Much respected and admired by Pope John Paul II, and awarded the Nobel Peace Prize in 1979, she was given an Indian state funeral following her death in 1997. Then prime minister of Pakistan Nawaz Sharif called her “a rare and unique individual who lived long for higher purposes”, while the former UN secretary general Javier Pérez de Cuéllar said simply that “she was the United Nations”.

By the time of her death, the Missionaries of Charity had more than 4,000 sisters (today approximately 5,500), operating 610 missions in 123 countries, missions which included homes for people with HIV/Aids, leprosy and tuberculosis as well as soup kitchens, orphanages and schools. 

Curiously, at Friday’s news conference, Fr Brian Kolodiejchuk, the postulator of her canonisation cause, pointed out how she also had her moments of “darkness”, her dark night of the soul and her struggles with her faith. Quoting Mother Teresa, Fr Kolodiejchuk said:

“I have come to love the darkness, for I believe now that it is a part, a very small part of Jesus’s darkness and pain on earth. . . Today, really I felt a deep joy – that Jesus can’t go anymore through the agony – but that He wants to go through it in me. More than ever I surrender myself to him.  Yes, more than ever, I will be at his disposal.”

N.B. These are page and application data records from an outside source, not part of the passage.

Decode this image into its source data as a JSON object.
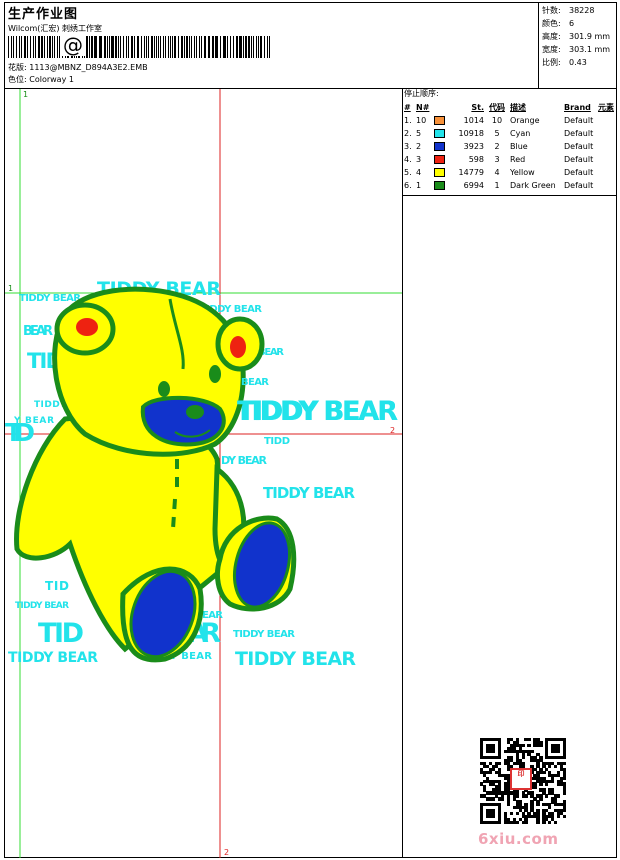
{
  "header": {
    "title": "生产作业图",
    "company": "Wilcom(汇宏) 刺绣工作室",
    "barcode_symbol": "@",
    "design_label": "花版:",
    "design_name": "1113@MBNZ_D894A3E2.EMB",
    "colorway_label": "色位:",
    "colorway_name": "Colorway 1"
  },
  "stats": [
    {
      "label": "针数:",
      "value": "38228"
    },
    {
      "label": "颜色:",
      "value": "6"
    },
    {
      "label": "高度:",
      "value": "301.9 mm"
    },
    {
      "label": "宽度:",
      "value": "303.1 mm"
    },
    {
      "label": "比例:",
      "value": "0.43"
    }
  ],
  "sequence": {
    "title": "停止顺序:",
    "headers": [
      "#",
      "N#",
      "St.",
      "代码",
      "描述",
      "Brand",
      "元素"
    ],
    "rows": [
      {
        "idx": "1.",
        "n": "10",
        "color": "#f7913a",
        "st": "1014",
        "code": "10",
        "desc": "Orange",
        "brand": "Default"
      },
      {
        "idx": "2.",
        "n": "5",
        "color": "#22e3ea",
        "st": "10918",
        "code": "5",
        "desc": "Cyan",
        "brand": "Default"
      },
      {
        "idx": "3.",
        "n": "2",
        "color": "#1133cc",
        "st": "3923",
        "code": "2",
        "desc": "Blue",
        "brand": "Default"
      },
      {
        "idx": "4.",
        "n": "3",
        "color": "#ee2211",
        "st": "598",
        "code": "3",
        "desc": "Red",
        "brand": "Default"
      },
      {
        "idx": "5.",
        "n": "4",
        "color": "#ffff00",
        "st": "14779",
        "code": "4",
        "desc": "Yellow",
        "brand": "Default"
      },
      {
        "idx": "6.",
        "n": "1",
        "color": "#1a8c1a",
        "st": "6994",
        "code": "1",
        "desc": "Dark Green",
        "brand": "Default"
      }
    ]
  },
  "canvas": {
    "guide_labels": {
      "green_v": "1",
      "green_h": "1",
      "red_h": "2",
      "red_v": "2"
    },
    "texts": {
      "t1": "TIDDY BEAR",
      "t2": "TIDDY BEAR",
      "t3": "TIDDY BEAR",
      "t4": "BEAR",
      "t5": "TID",
      "t6": "BEAR",
      "t7": "TIDDY BEAR",
      "t8": "TIDDY",
      "t9": "Y BEAR",
      "t10": "TIDD",
      "t11": "DY BEAR",
      "t12": "TIDDY BEAR",
      "t13": "TIDDY BEAR",
      "t14": "TID",
      "t15": "TIDDY BEAR",
      "t16": "TID",
      "t17": "BEAR",
      "t18": "BEAR",
      "t19": "TIDDY BEAR",
      "t20": "TIDDY BEAR",
      "t21": "DY BEAR",
      "t22": "TIDDY BEAR",
      "t23": "BEAR",
      "t24": "TID"
    },
    "colors": {
      "text": "#22e3ea",
      "bear": "#ffff00",
      "outline": "#1a8c1a",
      "ear": "#ee2211",
      "blue": "#1133cc",
      "guide_green": "#33dd33",
      "guide_red": "#dd2222"
    }
  },
  "qr": {
    "stamp_text": "印",
    "watermark": "6xiu.com"
  }
}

Calling her the patron saint of “those who cannot have a child” and of “frequent flyers”, Fr Kolodiejchuk said that in this year of mercy, the message of Mother Teresa is that “Calcutta is everywhere, there is interior poverty, the Calcutta of the heart”.

* This article was amended on Wednesday, September 7th, to correct an error